___ Data records ___

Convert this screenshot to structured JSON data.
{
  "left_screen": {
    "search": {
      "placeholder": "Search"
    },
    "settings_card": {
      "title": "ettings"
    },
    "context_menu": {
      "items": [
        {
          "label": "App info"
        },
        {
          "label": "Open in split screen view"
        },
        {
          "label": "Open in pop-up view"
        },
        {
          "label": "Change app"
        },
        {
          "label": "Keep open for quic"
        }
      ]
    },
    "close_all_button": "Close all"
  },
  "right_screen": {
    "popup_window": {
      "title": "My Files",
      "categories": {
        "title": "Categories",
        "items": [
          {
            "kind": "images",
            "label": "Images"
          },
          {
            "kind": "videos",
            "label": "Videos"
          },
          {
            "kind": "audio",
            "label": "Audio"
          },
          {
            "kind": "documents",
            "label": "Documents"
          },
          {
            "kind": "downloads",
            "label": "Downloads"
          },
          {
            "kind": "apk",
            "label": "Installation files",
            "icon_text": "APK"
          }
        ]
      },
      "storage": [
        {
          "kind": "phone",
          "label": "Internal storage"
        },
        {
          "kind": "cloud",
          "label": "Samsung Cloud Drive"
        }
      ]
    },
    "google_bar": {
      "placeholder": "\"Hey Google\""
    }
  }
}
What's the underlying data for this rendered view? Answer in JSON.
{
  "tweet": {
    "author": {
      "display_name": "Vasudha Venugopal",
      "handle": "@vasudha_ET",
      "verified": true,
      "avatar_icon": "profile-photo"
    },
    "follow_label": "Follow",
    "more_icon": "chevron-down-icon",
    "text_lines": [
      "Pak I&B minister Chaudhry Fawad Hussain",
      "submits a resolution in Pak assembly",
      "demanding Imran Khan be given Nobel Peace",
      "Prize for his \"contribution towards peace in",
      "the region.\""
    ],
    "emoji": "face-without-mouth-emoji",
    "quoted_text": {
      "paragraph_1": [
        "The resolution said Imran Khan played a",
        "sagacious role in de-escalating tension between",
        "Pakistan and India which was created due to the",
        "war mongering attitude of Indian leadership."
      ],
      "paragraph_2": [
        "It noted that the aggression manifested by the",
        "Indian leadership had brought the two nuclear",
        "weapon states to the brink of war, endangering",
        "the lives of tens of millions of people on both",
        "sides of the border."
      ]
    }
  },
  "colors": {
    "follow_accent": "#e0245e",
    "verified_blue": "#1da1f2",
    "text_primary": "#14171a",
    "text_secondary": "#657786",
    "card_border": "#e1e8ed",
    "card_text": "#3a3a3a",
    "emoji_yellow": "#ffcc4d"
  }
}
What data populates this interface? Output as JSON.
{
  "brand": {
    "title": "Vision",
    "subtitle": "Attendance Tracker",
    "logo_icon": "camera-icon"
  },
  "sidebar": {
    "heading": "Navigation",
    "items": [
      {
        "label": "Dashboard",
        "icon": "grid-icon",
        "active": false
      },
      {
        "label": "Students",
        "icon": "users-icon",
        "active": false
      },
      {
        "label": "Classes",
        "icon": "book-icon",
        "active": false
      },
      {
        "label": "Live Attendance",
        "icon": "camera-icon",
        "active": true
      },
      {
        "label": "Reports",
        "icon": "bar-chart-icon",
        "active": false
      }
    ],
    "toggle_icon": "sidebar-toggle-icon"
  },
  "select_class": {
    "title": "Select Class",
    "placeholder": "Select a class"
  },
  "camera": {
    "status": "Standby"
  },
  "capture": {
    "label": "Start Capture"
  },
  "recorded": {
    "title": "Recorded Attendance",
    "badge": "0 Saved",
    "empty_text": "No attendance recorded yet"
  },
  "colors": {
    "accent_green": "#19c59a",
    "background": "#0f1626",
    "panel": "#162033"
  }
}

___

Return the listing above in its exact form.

Reply to the exercise.
Convert this screenshot to structured JSON data.
{
  "left_screen": {
    "search": {
      "placeholder": "Search"
    },
    "settings_card": {
      "title": "ettings"
    },
    "context_menu": {
      "items": [
        {
          "label": "App info"
        },
        {
          "label": "Open in split screen view"
        },
        {
          "label": "Open in pop-up view"
        },
        {
          "label": "Change app"
        },
        {
          "label": "Keep open for quic"
        }
      ]
    },
    "close_all_button": "Close all"
  },
  "right_screen": {
    "popup_window": {
      "title": "My Files",
      "categories": {
        "title": "Categories",
        "items": [
          {
            "kind": "images",
            "label": "Images"
          },
          {
            "kind": "videos",
            "label": "Videos"
          },
          {
            "kind": "audio",
            "label": "Audio"
          },
          {
            "kind": "documents",
            "label": "Documents"
          },
          {
            "kind": "downloads",
            "label": "Downloads"
          },
          {
            "kind": "apk",
            "label": "Installation files",
            "icon_text": "APK"
          }
        ]
      },
      "storage": [
        {
          "kind": "phone",
          "label": "Internal storage"
        },
        {
          "kind": "cloud",
          "label": "Samsung Cloud Drive"
        }
      ]
    },
    "google_bar": {
      "placeholder": "\"Hey Google\""
    }
  }
}
What's the underlying data for this rendered view? Answer in JSON.
{
  "tweet": {
    "author": {
      "display_name": "Vasudha Venugopal",
      "handle": "@vasudha_ET",
      "verified": true,
      "avatar_icon": "profile-photo"
    },
    "follow_label": "Follow",
    "more_icon": "chevron-down-icon",
    "text_lines": [
      "Pak I&B minister Chaudhry Fawad Hussain",
      "submits a resolution in Pak assembly",
      "demanding Imran Khan be given Nobel Peace",
      "Prize for his \"contribution towards peace in",
      "the region.\""
    ],
    "emoji": "face-without-mouth-emoji",
    "quoted_text": {
      "paragraph_1": [
        "The resolution said Imran Khan played a",
        "sagacious role in de-escalating tension between",
        "Pakistan and India which was created due to the",
        "war mongering attitude of Indian leadership."
      ],
      "paragraph_2": [
        "It noted that the aggression manifested by the",
        "Indian leadership had brought the two nuclear",
        "weapon states to the brink of war, endangering",
        "the lives of tens of millions of people on both",
        "sides of the border."
      ]
    }
  },
  "colors": {
    "follow_accent": "#e0245e",
    "verified_blue": "#1da1f2",
    "text_primary": "#14171a",
    "text_secondary": "#657786",
    "card_border": "#e1e8ed",
    "card_text": "#3a3a3a",
    "emoji_yellow": "#ffcc4d"
  }
}
What data populates this interface? Output as JSON.
{
  "brand": {
    "title": "Vision",
    "subtitle": "Attendance Tracker",
    "logo_icon": "camera-icon"
  },
  "sidebar": {
    "heading": "Navigation",
    "items": [
      {
        "label": "Dashboard",
        "icon": "grid-icon",
        "active": false
      },
      {
        "label": "Students",
        "icon": "users-icon",
        "active": false
      },
      {
        "label": "Classes",
        "icon": "book-icon",
        "active": false
      },
      {
        "label": "Live Attendance",
        "icon": "camera-icon",
        "active": true
      },
      {
        "label": "Reports",
        "icon": "bar-chart-icon",
        "active": false
      }
    ],
    "toggle_icon": "sidebar-toggle-icon"
  },
  "select_class": {
    "title": "Select Class",
    "placeholder": "Select a class"
  },
  "camera": {
    "status": "Standby"
  },
  "capture": {
    "label": "Start Capture"
  },
  "recorded": {
    "title": "Recorded Attendance",
    "badge": "0 Saved",
    "empty_text": "No attendance recorded yet"
  },
  "colors": {
    "accent_green": "#19c59a",
    "background": "#0f1626",
    "panel": "#162033"
  }
}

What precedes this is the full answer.